Friday, February 10, 2012

Day Is Done

The images above are from Frank Borzage's lovely contribution (one of three he would make) to the "Screen Directors Playhouse" series, entitled Day Is Done (1955). As so often in Borzage, we are presented with a simple love story, played out over a hazy, perilous social backdrop. The backdrop in this case being the Korean War, and the love story being, atypically, not of the romantic male-female variety with which Borzage is so commonly associated, but rather the love of music that is shared by and binds together two male soldiers: a distant, dispirited sergeant (Rory Calhoun) and a green, eager-eyed private (Bobby Driscoll). The pair, each a musician before entering the war, find a bugle on the body of a slain Korean soldier while out on reconnaissance patrol one night, and as they each take turns with the instrument, eyes become glazed over, piercing time and flooding them with memories from what might as well have been a previous life, memories that literally melt onto the screen as the sergeant fondly recalls the crisp pride with which the job of the bugler was once carried out, and it becomes clear that the music produced from the bugle is providing for these men an intimate refuge no less than that of the apartment in Seventh Heaven or the hovel in Man's Castle. 

It would make sense to assume that the restrictions of the half hour television format would do no favors to a director who by this point was considered (barring Moonrise) long past his prime, but this is very much a deeply felt piece of Borzage, with his spare, compressed mise-en-scene, his commitment to foregrounding human drama at the expense of supplemental space translating pretty much untouched, as does, more surprisingly given the length, the air of unhurried leisure with which moments and events are normally allowed to play out in his worlds. Though in this world, alas, the reality of the situation does not ultimately give itself over to the transcendent; here a death is a death is a death, with grief finding expression only through a weary, impromptu performance of "Taps", both an act of solemn farewell and the solidification of another memory.


Peter Lenihan said...

This sounds incredible--classic TV is something I'm pretty ignorant on, which is kinda indefensible considering how many major auteurs did work in the medium.

Drew McIntosh said...

There's a lot of great stuff out there for sure, Peter.
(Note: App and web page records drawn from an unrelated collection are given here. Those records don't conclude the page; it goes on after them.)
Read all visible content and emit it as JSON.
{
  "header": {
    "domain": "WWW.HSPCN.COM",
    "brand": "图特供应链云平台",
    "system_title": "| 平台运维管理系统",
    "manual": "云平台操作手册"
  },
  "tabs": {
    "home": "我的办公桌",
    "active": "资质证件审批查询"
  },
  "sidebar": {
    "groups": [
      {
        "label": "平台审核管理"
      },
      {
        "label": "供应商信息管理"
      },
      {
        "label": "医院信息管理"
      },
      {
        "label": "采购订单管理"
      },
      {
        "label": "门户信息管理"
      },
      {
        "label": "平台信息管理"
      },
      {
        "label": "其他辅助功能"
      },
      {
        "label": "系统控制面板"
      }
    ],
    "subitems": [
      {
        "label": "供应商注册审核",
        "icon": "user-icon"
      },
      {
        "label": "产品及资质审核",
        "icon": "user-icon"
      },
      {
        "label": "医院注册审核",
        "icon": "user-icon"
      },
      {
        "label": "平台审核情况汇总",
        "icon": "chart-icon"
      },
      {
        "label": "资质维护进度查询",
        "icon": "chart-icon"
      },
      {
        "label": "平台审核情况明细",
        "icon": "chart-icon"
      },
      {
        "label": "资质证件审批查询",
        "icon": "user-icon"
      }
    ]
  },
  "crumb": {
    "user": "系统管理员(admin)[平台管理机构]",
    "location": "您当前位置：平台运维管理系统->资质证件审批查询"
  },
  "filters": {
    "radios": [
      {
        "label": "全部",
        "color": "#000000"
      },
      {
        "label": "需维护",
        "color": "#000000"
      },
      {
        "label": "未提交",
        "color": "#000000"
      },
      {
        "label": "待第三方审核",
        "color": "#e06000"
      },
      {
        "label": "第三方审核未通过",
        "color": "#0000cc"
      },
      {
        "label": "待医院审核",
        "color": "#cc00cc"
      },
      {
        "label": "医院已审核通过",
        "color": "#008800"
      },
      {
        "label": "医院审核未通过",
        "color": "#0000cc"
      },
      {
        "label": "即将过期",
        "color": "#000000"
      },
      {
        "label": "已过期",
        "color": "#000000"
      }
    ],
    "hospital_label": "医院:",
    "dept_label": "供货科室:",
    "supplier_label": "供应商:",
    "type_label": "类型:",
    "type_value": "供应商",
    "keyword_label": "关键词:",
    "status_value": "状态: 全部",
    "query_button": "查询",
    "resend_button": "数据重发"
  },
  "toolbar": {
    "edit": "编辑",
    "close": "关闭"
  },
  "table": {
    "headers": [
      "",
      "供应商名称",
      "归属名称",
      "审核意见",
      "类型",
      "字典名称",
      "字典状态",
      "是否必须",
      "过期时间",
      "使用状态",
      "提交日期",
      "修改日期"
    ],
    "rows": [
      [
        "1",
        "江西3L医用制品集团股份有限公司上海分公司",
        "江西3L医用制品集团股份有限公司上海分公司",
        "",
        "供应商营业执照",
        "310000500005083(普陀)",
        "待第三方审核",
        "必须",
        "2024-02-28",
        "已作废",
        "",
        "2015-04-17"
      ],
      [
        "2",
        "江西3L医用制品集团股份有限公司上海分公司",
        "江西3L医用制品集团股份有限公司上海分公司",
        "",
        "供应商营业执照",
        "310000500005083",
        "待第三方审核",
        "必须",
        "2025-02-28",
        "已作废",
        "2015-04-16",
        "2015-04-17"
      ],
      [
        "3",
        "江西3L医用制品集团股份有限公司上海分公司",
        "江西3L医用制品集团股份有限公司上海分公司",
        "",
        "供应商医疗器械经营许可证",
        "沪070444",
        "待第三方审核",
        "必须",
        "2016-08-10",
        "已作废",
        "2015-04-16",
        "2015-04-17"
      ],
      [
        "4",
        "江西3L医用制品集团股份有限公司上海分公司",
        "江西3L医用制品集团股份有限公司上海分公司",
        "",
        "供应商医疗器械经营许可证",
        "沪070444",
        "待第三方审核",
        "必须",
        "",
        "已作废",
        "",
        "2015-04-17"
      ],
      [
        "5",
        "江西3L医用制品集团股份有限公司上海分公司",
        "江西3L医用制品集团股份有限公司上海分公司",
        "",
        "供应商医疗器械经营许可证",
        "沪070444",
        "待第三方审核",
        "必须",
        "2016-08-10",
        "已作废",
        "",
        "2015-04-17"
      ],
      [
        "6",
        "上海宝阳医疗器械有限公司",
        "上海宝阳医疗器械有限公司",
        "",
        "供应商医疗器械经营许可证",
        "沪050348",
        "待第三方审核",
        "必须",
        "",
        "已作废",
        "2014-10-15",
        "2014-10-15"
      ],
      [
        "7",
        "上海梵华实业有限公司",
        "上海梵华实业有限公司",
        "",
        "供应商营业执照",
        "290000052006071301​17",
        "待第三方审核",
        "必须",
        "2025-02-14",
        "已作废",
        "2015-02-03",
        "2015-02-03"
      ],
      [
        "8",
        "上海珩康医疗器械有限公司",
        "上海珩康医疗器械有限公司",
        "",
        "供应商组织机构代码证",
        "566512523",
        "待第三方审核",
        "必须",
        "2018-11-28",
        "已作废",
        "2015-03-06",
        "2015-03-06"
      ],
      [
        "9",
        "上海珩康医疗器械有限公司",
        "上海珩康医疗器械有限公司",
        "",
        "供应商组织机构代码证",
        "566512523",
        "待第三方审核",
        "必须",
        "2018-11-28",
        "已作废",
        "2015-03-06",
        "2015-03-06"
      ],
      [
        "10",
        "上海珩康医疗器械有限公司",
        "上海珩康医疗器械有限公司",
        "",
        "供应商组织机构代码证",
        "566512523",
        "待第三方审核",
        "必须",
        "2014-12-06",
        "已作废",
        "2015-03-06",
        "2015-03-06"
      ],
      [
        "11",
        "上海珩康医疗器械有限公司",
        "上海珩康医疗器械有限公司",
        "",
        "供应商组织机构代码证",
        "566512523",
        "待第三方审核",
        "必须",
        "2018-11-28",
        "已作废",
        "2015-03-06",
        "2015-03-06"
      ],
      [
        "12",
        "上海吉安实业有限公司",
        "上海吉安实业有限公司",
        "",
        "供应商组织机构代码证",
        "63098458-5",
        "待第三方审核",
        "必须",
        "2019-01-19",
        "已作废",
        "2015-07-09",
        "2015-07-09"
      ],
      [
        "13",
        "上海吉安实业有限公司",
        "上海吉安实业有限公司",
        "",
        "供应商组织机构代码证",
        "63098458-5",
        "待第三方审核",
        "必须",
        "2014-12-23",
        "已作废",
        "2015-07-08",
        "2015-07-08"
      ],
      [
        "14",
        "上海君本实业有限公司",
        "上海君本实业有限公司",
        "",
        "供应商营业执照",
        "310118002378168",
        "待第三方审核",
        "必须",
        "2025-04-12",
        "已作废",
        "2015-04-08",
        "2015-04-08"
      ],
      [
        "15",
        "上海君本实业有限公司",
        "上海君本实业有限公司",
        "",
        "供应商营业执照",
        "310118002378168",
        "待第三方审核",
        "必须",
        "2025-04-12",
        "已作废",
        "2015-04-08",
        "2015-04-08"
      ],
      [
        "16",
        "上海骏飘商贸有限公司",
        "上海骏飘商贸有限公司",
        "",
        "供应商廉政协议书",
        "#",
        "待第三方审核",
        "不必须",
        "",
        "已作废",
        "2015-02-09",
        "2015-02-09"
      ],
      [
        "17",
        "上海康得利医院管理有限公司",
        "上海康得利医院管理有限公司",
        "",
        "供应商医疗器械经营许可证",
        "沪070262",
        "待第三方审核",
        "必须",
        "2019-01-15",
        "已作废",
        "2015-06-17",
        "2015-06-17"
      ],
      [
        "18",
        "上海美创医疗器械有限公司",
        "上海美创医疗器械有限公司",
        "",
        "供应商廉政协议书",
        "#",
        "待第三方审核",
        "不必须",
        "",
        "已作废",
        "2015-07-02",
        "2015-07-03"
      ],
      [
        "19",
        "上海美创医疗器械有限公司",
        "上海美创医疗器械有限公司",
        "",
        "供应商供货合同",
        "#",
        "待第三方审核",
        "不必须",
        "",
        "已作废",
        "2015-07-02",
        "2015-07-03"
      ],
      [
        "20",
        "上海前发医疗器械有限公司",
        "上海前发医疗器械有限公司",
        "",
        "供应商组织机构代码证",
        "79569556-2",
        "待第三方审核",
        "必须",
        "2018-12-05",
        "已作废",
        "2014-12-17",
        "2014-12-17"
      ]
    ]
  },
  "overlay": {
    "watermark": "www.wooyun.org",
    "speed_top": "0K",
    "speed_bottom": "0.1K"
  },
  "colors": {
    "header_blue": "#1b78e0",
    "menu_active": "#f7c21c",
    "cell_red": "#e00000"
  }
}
Those two Ford's that I mentioned to you recently are just wonderful (one is also for Screen Directors Playhouse), and then things like Tourneur's Twilight Zone episode, which is major in every way, and Hitch's episode for Startime, Incident at a Corner, which is really fascinating and which I believe he shot right after Psycho and used the same crew and Vera Miles, and I'm sure there are plenty of other good examples out there.

Tourneur did a crazy amount of TV work, a couple of his Barbara Stanwyck Show episodes are excellent as well. I haven't seen Ford's Gunsmoke contribution yet, but I've heard great things about it.

Sam Juliano said...

"As so often in Borzage, we are presented with a simple love story, played out over a hazy, perilous social backdrop."

Well, that is indeed Borzage's identification badge, and he's done some beautiful work back in the early period. Like Peter I am unfamiliar with this particular accomplishment but am most intrigued. Great to hear that his trademark aspects survive the thirty minute transcription, and wonderful that you would bring this enterprise into focus here.

Drew McIntosh said...

Thanks, Sam. I know this one can be found, among other places I'm sure, as an extra feature on the free-region Carlotta Blu-ray release of 7th Heaven.